Gut Health: What Drives Our Product Innovation

It All Starts In The Gut Microbiome

Improper digestive function also leads to disruption of the microbiome that consists of 100 trillion microbes that we harbor in or on our body.

The microbiome affects the way our body functions and the way that we feel. An altered or suboptimal microbiome not only leads to gas, bloating, and digestive distress, but there is a great deal of research showing the microbiome plays a key role in protecting against or developing many serious health conditions.

Enzymes Break Down What We Eat

One of the key components of our formulas are plant-based enzymes.

Our body makes its own digestive enzymes to break down food into smaller molecules that are then able to be absorbed into the body. However, sometimes the body does not produce sufficient enzymes.

This leads to undigested food being digested or fermented by the microbiome and can in turn lead to indigestion, gas, bloating, and either constipation or diarrhea.

Supplementing with digestive enzymes can overcome this enzyme insufficiency leading to proper digestion of food and relief of digestive distress.

The Benefit of Enzymes

The reality is that many people suffering from digestive issues may not be secreting or consuming enough active digestive enzymes and may need additional help.

Digestive complaints affect nearly one in three adults in the United States.* Digestive enzymes supplements have been shown to help:

●              Improve digestion and absorption
●              Relieve symptoms of poor digestion
●              Ease digestive distress and irritation
●              Revamp the composition of microbiome
●              Regulate bowel function

The Tradition Of Fermented Foods

Traditional fermented foods in Japan are highly valued for their health promoting properties.

Fermentation also increases the tolerability of prebiotic fiber. These fibers feed the microbiome, but in the unfermented form, some prebiotics can cause a lot of bloating and gas. However, during fermentation, these prebiotic fibers are broken down into forms that do not cause these unwanted side effects.

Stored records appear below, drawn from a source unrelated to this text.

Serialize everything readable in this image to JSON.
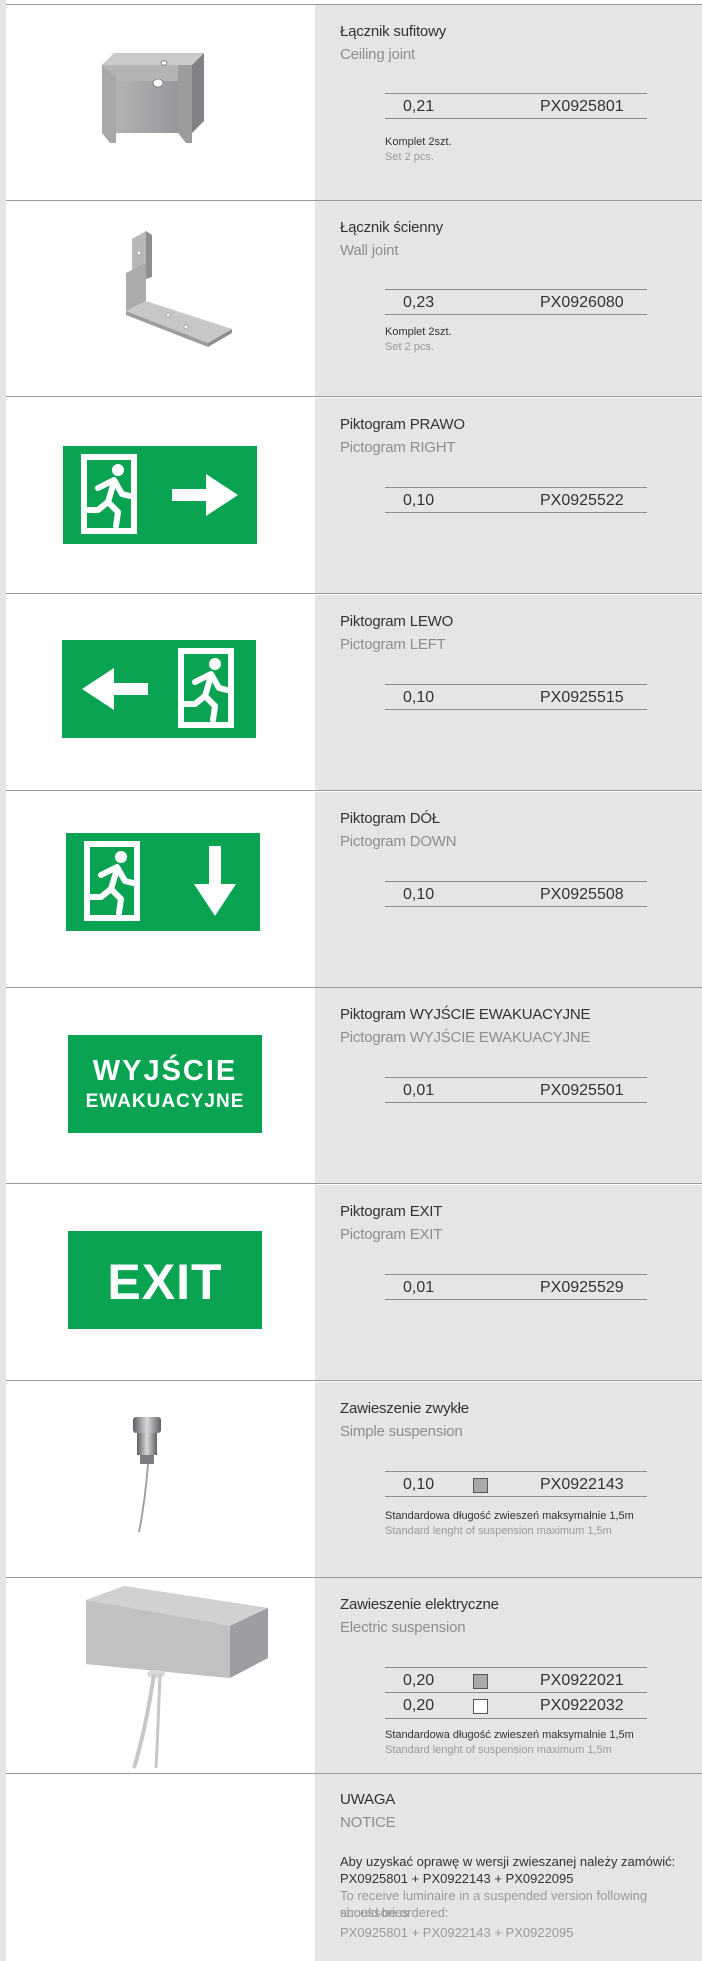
{
  "products": [
    {
      "name_pl": "Łącznik sufitowy",
      "name_en": "Ceiling joint",
      "icon": "ceiling-joint-bracket-icon",
      "specs": [
        {
          "weight": "0,21",
          "code": "PX0925801"
        }
      ],
      "note_pl": "Komplet 2szt.",
      "note_en": "Set 2 pcs."
    },
    {
      "name_pl": "Łącznik ścienny",
      "name_en": "Wall joint",
      "icon": "wall-joint-bracket-icon",
      "specs": [
        {
          "weight": "0,23",
          "code": "PX0926080"
        }
      ],
      "note_pl": "Komplet 2szt.",
      "note_en": "Set 2 pcs."
    },
    {
      "name_pl": "Piktogram PRAWO",
      "name_en": "Pictogram RIGHT",
      "icon": "exit-right-pictogram-icon",
      "specs": [
        {
          "weight": "0,10",
          "code": "PX0925522"
        }
      ]
    },
    {
      "name_pl": "Piktogram LEWO",
      "name_en": "Pictogram LEFT",
      "icon": "exit-left-pictogram-icon",
      "specs": [
        {
          "weight": "0,10",
          "code": "PX0925515"
        }
      ]
    },
    {
      "name_pl": "Piktogram DÓŁ",
      "name_en": "Pictogram DOWN",
      "icon": "exit-down-pictogram-icon",
      "specs": [
        {
          "weight": "0,10",
          "code": "PX0925508"
        }
      ]
    },
    {
      "name_pl": "Piktogram WYJŚCIE EWAKUACYJNE",
      "name_en": "Pictogram WYJŚCIE EWAKUACYJNE",
      "sign_line1": "WYJŚCIE",
      "sign_line2": "EWAKUACYJNE",
      "specs": [
        {
          "weight": "0,01",
          "code": "PX0925501"
        }
      ]
    },
    {
      "name_pl": "Piktogram EXIT",
      "name_en": "Pictogram EXIT",
      "sign_line1": "EXIT",
      "specs": [
        {
          "weight": "0,01",
          "code": "PX0925529"
        }
      ]
    },
    {
      "name_pl": "Zawieszenie zwykłe",
      "name_en": "Simple suspension",
      "icon": "simple-suspension-icon",
      "specs": [
        {
          "weight": "0,10",
          "swatch": "#a9a9a9",
          "code": "PX0922143"
        }
      ],
      "note_pl": "Standardowa długość zwieszeń maksymalnie 1,5m",
      "note_en": "Standard lenght of suspension maximum 1,5m"
    },
    {
      "name_pl": "Zawieszenie elektryczne",
      "name_en": "Electric suspension",
      "icon": "electric-suspension-icon",
      "specs": [
        {
          "weight": "0,20",
          "swatch": "#a9a9a9",
          "code": "PX0922021"
        },
        {
          "weight": "0,20",
          "swatch": "#ffffff",
          "code": "PX0922032"
        }
      ],
      "note_pl": "Standardowa długość zwieszeń maksymalnie 1,5m",
      "note_en": "Standard lenght of suspension maximum 1,5m"
    }
  ],
  "notice": {
    "title_pl": "UWAGA",
    "title_en": "NOTICE",
    "text_pl_1": "Aby uzyskać oprawę w wersji zwieszanej należy zamówić:",
    "text_pl_2": "PX0925801 + PX0922143 + PX0922095",
    "text_en_1": "To receive luminaire in a suspended version following accessories",
    "text_en_2": "should be ordered:",
    "text_en_3": "PX0925801 + PX0922143 + PX0922095"
  },
  "colors": {
    "sign_green": "#0aa351",
    "panel_grey": "#e4e5e6",
    "rule": "#9a9a9a"
  }
}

There are numerous examples of microbial byproducts or metabolites in fermented foods exerting noteworthy health effects.

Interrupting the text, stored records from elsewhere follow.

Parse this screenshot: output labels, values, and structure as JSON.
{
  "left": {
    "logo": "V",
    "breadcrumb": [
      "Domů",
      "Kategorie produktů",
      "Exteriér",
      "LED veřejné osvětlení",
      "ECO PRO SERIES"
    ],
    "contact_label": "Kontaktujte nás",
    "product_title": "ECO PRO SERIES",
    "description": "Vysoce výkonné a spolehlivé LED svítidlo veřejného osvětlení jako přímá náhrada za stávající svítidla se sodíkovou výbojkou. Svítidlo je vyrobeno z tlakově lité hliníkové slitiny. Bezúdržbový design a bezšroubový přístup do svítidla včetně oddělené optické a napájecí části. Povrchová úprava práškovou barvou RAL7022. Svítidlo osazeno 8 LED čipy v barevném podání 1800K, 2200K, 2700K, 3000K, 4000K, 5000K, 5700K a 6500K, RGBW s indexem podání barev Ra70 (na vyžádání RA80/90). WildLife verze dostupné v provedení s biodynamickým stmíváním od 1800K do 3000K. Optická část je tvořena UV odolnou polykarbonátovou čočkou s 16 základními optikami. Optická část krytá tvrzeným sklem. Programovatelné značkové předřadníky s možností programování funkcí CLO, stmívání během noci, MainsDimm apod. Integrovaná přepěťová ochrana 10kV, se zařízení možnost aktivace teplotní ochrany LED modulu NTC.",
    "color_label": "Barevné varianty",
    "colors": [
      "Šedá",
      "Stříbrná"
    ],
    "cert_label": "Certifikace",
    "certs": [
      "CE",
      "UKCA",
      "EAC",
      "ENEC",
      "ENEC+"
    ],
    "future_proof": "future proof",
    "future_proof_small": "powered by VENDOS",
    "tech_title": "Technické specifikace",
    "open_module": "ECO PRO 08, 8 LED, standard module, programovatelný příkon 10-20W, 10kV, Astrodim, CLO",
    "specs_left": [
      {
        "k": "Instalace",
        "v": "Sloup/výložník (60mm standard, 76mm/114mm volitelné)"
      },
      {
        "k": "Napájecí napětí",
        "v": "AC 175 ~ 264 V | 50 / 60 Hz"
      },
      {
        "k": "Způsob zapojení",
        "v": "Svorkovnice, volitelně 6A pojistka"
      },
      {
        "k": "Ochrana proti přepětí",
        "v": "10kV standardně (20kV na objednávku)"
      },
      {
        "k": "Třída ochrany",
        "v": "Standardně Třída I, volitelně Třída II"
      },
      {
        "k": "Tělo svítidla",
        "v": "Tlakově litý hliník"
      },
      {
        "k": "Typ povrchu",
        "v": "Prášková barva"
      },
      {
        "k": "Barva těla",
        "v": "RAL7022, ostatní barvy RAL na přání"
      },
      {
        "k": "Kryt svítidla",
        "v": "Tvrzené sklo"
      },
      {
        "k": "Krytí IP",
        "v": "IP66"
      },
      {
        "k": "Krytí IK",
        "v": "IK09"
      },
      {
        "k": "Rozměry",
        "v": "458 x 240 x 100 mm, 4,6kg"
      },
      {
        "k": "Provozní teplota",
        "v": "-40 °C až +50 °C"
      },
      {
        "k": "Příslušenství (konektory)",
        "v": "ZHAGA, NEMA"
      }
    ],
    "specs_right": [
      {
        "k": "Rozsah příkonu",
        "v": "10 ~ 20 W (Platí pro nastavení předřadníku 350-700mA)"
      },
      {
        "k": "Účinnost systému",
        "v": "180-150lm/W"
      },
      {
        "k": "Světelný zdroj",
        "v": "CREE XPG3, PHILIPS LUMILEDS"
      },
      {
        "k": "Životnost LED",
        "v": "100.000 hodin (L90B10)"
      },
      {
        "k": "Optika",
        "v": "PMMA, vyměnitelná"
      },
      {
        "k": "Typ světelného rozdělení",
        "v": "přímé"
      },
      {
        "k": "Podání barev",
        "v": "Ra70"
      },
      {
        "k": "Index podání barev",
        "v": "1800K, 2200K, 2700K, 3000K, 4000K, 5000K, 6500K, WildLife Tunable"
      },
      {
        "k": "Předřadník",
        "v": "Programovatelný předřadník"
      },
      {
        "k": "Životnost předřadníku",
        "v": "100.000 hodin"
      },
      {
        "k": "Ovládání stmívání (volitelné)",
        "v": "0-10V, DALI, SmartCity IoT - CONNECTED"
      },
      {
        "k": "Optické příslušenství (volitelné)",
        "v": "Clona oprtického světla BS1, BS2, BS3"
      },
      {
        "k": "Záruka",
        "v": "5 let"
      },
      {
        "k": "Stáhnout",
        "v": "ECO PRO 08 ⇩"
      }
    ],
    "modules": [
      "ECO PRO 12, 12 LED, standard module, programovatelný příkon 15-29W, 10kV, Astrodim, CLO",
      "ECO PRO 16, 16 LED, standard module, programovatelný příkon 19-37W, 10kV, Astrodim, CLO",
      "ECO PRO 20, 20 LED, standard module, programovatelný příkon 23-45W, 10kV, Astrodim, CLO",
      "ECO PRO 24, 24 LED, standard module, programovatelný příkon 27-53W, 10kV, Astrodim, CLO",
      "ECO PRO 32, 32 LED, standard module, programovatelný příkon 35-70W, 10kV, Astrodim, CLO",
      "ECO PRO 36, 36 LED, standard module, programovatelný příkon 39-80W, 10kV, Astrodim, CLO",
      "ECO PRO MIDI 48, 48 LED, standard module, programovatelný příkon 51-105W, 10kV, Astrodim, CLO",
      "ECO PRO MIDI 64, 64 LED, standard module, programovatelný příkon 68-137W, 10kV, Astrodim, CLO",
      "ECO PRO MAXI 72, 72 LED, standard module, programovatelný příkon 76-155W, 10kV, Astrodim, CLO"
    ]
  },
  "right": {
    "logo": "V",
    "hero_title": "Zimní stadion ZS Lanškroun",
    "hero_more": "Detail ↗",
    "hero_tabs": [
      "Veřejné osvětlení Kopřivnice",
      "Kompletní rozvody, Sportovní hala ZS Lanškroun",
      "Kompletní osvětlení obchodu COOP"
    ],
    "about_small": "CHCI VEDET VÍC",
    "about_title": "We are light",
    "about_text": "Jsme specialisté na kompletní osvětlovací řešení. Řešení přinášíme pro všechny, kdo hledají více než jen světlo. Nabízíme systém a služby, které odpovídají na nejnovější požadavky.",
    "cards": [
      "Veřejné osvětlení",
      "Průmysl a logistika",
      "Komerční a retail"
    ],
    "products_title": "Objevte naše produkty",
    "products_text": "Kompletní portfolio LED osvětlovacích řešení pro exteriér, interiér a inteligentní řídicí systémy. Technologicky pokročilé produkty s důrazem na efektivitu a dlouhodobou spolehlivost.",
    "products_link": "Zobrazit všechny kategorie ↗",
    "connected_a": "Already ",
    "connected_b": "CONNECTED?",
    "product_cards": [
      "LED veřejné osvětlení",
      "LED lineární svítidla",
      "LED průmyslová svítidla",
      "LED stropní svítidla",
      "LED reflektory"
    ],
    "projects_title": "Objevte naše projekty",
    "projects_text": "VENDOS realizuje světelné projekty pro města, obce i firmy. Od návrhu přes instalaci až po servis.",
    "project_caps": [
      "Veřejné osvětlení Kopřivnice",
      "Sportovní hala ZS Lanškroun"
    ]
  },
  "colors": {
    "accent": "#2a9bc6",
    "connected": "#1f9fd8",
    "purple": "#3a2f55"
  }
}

For example, a bacteria in some Japanese fermented foods is able to transform a food component into a compound that is able to bind to the surface of cells in the gut to signal the human immune system. The term for these kinds of compounds is a “postbiotic.”

Our Fermentation Method

We use concentrated food-based sources of enzymes and those specifically produced from Aspergillus oryzae – also known as koji mold; the national fungus of Japan.

This extremely beneficial organism plays a critical factor in the traditional Japanese diet as it is used in the production of “koji,” a starter culture usually made from barley, rice, or soybeans. The koji culture is then used in the production of traditional Japanese fermented foods and beverages such as soy sauce, miso, sake, and shochu.

Aspergillus oryzae and koji culture complex are the primary sources of enzymes and beneficial organisms in SHINYALab products; uniquely designed and unlike any other enzyme-based company.

Sashiko: Repair & Repurpose

Sashiko means making something worn out feel new again. Combining different materials to make something Whole.

In this same way, we take supplements to support our body systems. We repair the damage from the unfiltered world. We meld ancient knowledge with modern technology to make ourselves more Whole.

Beyond being familiar, recognizable and modifiable, using sashiko embroidery as an influence for the brand elements for SHINYALab is rooted in the idea that to achieve our greatest Outcomes - for ourselves, our communities, our line of products - we must pay attention to detail, have reverence & respect for history and acknowledge that small things (enzymes! random shapes!) are mighty when multiplied and bound together.

Microorganisms Found In Japanese Koji Culture


Aspergillus fumigatus
Aspergillus oryzae
Candida fructus
Candida prapsilosis
Debaryomyces nepalensis
Millerozyma farinose
CBS 7064
Penicillium chrysogenum
Pichia membranifaciens
Rogerella griseliniae
Wickerhamomyces anomalus


Aeromonas hydrophilia
Akkermansia muciniphilia
Bacillus megaterium
Bacteroides dorei
Chryseobacterium haifense
Coprobacillus caterniformis
Enhydrobacter aerosaccus
Eubacterium coprostanoligenes
Kocuria koreensis
Lactobacillus delbruekii
Lactobacillus pentosus
Leuconostoc mesenteroides
Mycobacterium massiliense
Obesumbacterium proteus
Ochrobactrum lupini
Staphylococcus succinus